Larkspur Flower History
birthdays with the larkspur, also
known as "Elijah's Chariot," the flower
of attachment, devotion and sincerity.
Related to buttercups, these
flowers are members of the Ranunculaceae
family and make up the genus Consolida
– which contains around 40 varieties
that are native to mild climates.
It used to be thought that
larkspur were delphiniums, but they
are separated by the fact that larkspur
are annual plants while delphiniums
A bit of a hypocrite, larkspur's mildly-poisonous flower is considered to be an antidote to poisonous stings. It is also used as an insecticide in the U.K., having been introduced there in the late 1700s. The North American plains are strewn with their blooms every spring through summer.
It is said that Larkspur first sprouted after the famous Battle of Troy. The warrior Ajax was supposed to receive slain Achilles' armor, but took his own life when the honor was passed to another warrior. On the spot where his blood pooled, it is told, there grew the first Larkspur.

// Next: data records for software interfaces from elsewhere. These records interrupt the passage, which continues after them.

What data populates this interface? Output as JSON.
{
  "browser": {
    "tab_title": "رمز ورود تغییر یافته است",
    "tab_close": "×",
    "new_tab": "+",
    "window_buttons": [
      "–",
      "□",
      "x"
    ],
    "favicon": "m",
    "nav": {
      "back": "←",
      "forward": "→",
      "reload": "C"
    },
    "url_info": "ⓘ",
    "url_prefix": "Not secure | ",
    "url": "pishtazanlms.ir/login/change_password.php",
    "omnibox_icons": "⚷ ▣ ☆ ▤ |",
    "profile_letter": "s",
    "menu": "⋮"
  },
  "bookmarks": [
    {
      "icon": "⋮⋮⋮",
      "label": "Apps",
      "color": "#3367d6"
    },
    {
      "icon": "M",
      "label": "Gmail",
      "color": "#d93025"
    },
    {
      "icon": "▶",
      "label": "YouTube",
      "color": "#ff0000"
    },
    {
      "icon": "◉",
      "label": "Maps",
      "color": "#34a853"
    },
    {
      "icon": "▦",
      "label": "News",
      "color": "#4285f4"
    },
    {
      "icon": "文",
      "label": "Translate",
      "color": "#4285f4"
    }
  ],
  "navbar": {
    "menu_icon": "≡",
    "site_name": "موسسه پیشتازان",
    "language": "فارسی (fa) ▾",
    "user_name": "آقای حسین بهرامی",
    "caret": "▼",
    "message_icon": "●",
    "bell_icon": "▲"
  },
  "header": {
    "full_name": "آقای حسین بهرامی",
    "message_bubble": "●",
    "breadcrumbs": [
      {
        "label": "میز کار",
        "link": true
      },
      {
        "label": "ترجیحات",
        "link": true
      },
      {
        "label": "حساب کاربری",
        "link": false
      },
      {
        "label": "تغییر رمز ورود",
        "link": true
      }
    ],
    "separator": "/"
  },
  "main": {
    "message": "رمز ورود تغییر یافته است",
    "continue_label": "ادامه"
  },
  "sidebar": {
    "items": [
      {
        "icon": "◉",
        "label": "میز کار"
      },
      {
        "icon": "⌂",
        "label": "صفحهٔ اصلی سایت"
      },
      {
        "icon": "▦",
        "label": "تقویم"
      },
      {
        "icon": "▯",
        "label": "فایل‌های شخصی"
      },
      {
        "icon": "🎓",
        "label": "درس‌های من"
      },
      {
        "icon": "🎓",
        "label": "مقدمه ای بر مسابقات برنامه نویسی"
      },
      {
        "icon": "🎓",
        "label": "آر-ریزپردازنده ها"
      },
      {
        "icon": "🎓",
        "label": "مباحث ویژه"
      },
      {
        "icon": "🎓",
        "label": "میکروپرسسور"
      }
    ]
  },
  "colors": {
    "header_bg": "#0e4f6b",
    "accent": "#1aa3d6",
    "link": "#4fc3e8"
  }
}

Larkspur is a beautiful addition to floral
arrangements. In fact, it
is one of the most sought after plants
for dried flower arrangements.
Its petals can be white or pastel
pink to purple and grow in loose groups
above feathery leaves. Their
height varies, dependant upon variety,
from two to seven feet.